**TASK DETAILS:** In your answer, copy every entry that follows exactly.

**App and web page records:**
········

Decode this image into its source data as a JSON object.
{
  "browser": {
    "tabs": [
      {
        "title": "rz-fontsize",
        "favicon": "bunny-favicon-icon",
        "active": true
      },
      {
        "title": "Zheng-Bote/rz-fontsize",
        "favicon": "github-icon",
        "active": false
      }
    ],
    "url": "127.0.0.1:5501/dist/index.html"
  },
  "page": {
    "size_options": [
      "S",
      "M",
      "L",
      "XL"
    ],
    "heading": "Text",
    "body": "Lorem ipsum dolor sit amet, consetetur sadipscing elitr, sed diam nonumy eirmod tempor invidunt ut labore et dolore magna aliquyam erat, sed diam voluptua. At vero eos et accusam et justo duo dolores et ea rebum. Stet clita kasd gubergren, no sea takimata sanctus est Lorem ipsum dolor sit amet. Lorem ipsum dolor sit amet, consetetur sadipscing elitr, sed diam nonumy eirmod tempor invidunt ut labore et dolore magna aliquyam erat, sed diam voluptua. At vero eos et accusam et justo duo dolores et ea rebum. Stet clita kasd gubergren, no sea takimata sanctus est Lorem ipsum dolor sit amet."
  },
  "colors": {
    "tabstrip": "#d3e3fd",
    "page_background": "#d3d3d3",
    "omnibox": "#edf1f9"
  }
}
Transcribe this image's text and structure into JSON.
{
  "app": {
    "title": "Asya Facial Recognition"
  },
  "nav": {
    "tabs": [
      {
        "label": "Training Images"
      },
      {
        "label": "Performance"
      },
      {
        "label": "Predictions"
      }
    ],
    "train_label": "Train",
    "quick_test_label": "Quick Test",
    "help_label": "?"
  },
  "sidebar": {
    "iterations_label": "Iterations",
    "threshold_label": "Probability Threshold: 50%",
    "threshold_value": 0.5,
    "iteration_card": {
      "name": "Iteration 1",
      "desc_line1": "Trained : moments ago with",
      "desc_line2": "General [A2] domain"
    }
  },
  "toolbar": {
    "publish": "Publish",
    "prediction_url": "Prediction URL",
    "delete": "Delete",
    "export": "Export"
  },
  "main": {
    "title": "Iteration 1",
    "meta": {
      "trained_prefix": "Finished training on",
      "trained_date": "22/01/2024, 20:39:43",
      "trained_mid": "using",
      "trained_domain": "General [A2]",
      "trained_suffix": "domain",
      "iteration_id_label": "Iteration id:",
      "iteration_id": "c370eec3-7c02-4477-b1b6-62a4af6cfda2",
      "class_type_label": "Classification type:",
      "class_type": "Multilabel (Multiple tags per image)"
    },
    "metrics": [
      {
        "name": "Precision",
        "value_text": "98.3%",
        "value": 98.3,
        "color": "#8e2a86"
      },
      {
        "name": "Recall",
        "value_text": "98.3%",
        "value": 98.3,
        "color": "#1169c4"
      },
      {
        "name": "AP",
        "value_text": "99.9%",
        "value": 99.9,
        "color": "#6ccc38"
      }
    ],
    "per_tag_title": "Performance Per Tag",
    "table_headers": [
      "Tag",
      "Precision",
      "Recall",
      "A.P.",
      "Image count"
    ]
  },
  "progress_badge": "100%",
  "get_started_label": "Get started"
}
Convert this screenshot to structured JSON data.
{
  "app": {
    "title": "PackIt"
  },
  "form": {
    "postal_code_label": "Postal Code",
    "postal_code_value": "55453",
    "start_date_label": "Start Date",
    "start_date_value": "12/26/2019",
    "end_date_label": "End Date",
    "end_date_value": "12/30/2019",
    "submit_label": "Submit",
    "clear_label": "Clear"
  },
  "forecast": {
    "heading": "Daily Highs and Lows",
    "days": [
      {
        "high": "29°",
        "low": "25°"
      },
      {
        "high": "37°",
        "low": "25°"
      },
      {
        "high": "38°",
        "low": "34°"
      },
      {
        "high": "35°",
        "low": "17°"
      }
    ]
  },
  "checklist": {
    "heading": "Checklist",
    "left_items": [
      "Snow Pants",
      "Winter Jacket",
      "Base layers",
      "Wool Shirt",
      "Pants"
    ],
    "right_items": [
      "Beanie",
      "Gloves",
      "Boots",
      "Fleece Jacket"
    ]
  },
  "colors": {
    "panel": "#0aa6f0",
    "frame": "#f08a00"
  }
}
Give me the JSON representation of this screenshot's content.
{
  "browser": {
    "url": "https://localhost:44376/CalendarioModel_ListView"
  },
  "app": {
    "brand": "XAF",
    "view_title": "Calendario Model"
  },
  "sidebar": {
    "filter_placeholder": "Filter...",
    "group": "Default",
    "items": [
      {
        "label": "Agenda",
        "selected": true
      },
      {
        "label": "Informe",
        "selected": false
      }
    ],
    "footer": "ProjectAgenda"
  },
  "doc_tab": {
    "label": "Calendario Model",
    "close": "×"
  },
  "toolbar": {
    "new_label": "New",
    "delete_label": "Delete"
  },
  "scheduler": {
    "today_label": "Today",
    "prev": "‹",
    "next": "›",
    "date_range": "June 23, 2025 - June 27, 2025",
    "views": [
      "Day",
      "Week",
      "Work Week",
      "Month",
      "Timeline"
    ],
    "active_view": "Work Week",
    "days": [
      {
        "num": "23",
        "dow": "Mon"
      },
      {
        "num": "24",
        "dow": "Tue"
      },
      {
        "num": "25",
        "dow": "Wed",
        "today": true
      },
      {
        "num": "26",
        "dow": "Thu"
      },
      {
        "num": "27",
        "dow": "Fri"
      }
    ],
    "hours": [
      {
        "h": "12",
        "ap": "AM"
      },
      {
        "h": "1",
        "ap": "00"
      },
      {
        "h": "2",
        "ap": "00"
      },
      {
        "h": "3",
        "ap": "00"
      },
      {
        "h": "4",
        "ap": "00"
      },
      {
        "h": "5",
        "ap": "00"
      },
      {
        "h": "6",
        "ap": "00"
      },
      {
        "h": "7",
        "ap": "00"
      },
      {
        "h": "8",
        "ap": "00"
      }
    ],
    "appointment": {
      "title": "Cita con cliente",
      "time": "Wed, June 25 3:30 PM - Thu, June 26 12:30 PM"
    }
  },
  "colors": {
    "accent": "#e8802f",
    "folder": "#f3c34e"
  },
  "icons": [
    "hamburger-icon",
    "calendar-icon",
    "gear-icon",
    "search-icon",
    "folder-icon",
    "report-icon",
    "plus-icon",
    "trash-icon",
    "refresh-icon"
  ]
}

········

**ANSWER FOR THIS EXERCISE:**
Decode this image into its source data as a JSON object.
{
  "browser": {
    "tabs": [
      {
        "title": "rz-fontsize",
        "favicon": "bunny-favicon-icon",
        "active": true
      },
      {
        "title": "Zheng-Bote/rz-fontsize",
        "favicon": "github-icon",
        "active": false
      }
    ],
    "url": "127.0.0.1:5501/dist/index.html"
  },
  "page": {
    "size_options": [
      "S",
      "M",
      "L",
      "XL"
    ],
    "heading": "Text",
    "body": "Lorem ipsum dolor sit amet, consetetur sadipscing elitr, sed diam nonumy eirmod tempor invidunt ut labore et dolore magna aliquyam erat, sed diam voluptua. At vero eos et accusam et justo duo dolores et ea rebum. Stet clita kasd gubergren, no sea takimata sanctus est Lorem ipsum dolor sit amet. Lorem ipsum dolor sit amet, consetetur sadipscing elitr, sed diam nonumy eirmod tempor invidunt ut labore et dolore magna aliquyam erat, sed diam voluptua. At vero eos et accusam et justo duo dolores et ea rebum. Stet clita kasd gubergren, no sea takimata sanctus est Lorem ipsum dolor sit amet."
  },
  "colors": {
    "tabstrip": "#d3e3fd",
    "page_background": "#d3d3d3",
    "omnibox": "#edf1f9"
  }
}
Transcribe this image's text and structure into JSON.
{
  "app": {
    "title": "Asya Facial Recognition"
  },
  "nav": {
    "tabs": [
      {
        "label": "Training Images"
      },
      {
        "label": "Performance"
      },
      {
        "label": "Predictions"
      }
    ],
    "train_label": "Train",
    "quick_test_label": "Quick Test",
    "help_label": "?"
  },
  "sidebar": {
    "iterations_label": "Iterations",
    "threshold_label": "Probability Threshold: 50%",
    "threshold_value": 0.5,
    "iteration_card": {
      "name": "Iteration 1",
      "desc_line1": "Trained : moments ago with",
      "desc_line2": "General [A2] domain"
    }
  },
  "toolbar": {
    "publish": "Publish",
    "prediction_url": "Prediction URL",
    "delete": "Delete",
    "export": "Export"
  },
  "main": {
    "title": "Iteration 1",
    "meta": {
      "trained_prefix": "Finished training on",
      "trained_date": "22/01/2024, 20:39:43",
      "trained_mid": "using",
      "trained_domain": "General [A2]",
      "trained_suffix": "domain",
      "iteration_id_label": "Iteration id:",
      "iteration_id": "c370eec3-7c02-4477-b1b6-62a4af6cfda2",
      "class_type_label": "Classification type:",
      "class_type": "Multilabel (Multiple tags per image)"
    },
    "metrics": [
      {
        "name": "Precision",
        "value_text": "98.3%",
        "value": 98.3,
        "color": "#8e2a86"
      },
      {
        "name": "Recall",
        "value_text": "98.3%",
        "value": 98.3,
        "color": "#1169c4"
      },
      {
        "name": "AP",
        "value_text": "99.9%",
        "value": 99.9,
        "color": "#6ccc38"
      }
    ],
    "per_tag_title": "Performance Per Tag",
    "table_headers": [
      "Tag",
      "Precision",
      "Recall",
      "A.P.",
      "Image count"
    ]
  },
  "progress_badge": "100%",
  "get_started_label": "Get started"
}
Convert this screenshot to structured JSON data.
{
  "app": {
    "title": "PackIt"
  },
  "form": {
    "postal_code_label": "Postal Code",
    "postal_code_value": "55453",
    "start_date_label": "Start Date",
    "start_date_value": "12/26/2019",
    "end_date_label": "End Date",
    "end_date_value": "12/30/2019",
    "submit_label": "Submit",
    "clear_label": "Clear"
  },
  "forecast": {
    "heading": "Daily Highs and Lows",
    "days": [
      {
        "high": "29°",
        "low": "25°"
      },
      {
        "high": "37°",
        "low": "25°"
      },
      {
        "high": "38°",
        "low": "34°"
      },
      {
        "high": "35°",
        "low": "17°"
      }
    ]
  },
  "checklist": {
    "heading": "Checklist",
    "left_items": [
      "Snow Pants",
      "Winter Jacket",
      "Base layers",
      "Wool Shirt",
      "Pants"
    ],
    "right_items": [
      "Beanie",
      "Gloves",
      "Boots",
      "Fleece Jacket"
    ]
  },
  "colors": {
    "panel": "#0aa6f0",
    "frame": "#f08a00"
  }
}
Give me the JSON representation of this screenshot's content.
{
  "browser": {
    "url": "https://localhost:44376/CalendarioModel_ListView"
  },
  "app": {
    "brand": "XAF",
    "view_title": "Calendario Model"
  },
  "sidebar": {
    "filter_placeholder": "Filter...",
    "group": "Default",
    "items": [
      {
        "label": "Agenda",
        "selected": true
      },
      {
        "label": "Informe",
        "selected": false
      }
    ],
    "footer": "ProjectAgenda"
  },
  "doc_tab": {
    "label": "Calendario Model",
    "close": "×"
  },
  "toolbar": {
    "new_label": "New",
    "delete_label": "Delete"
  },
  "scheduler": {
    "today_label": "Today",
    "prev": "‹",
    "next": "›",
    "date_range": "June 23, 2025 - June 27, 2025",
    "views": [
      "Day",
      "Week",
      "Work Week",
      "Month",
      "Timeline"
    ],
    "active_view": "Work Week",
    "days": [
      {
        "num": "23",
        "dow": "Mon"
      },
      {
        "num": "24",
        "dow": "Tue"
      },
      {
        "num": "25",
        "dow": "Wed",
        "today": true
      },
      {
        "num": "26",
        "dow": "Thu"
      },
      {
        "num": "27",
        "dow": "Fri"
      }
    ],
    "hours": [
      {
        "h": "12",
        "ap": "AM"
      },
      {
        "h": "1",
        "ap": "00"
      },
      {
        "h": "2",
        "ap": "00"
      },
      {
        "h": "3",
        "ap": "00"
      },
      {
        "h": "4",
        "ap": "00"
      },
      {
        "h": "5",
        "ap": "00"
      },
      {
        "h": "6",
        "ap": "00"
      },
      {
        "h": "7",
        "ap": "00"
      },
      {
        "h": "8",
        "ap": "00"
      }
    ],
    "appointment": {
      "title": "Cita con cliente",
      "time": "Wed, June 25 3:30 PM - Thu, June 26 12:30 PM"
    }
  },
  "colors": {
    "accent": "#e8802f",
    "folder": "#f3c34e"
  },
  "icons": [
    "hamburger-icon",
    "calendar-icon",
    "gear-icon",
    "search-icon",
    "folder-icon",
    "report-icon",
    "plus-icon",
    "trash-icon",
    "refresh-icon"
  ]
}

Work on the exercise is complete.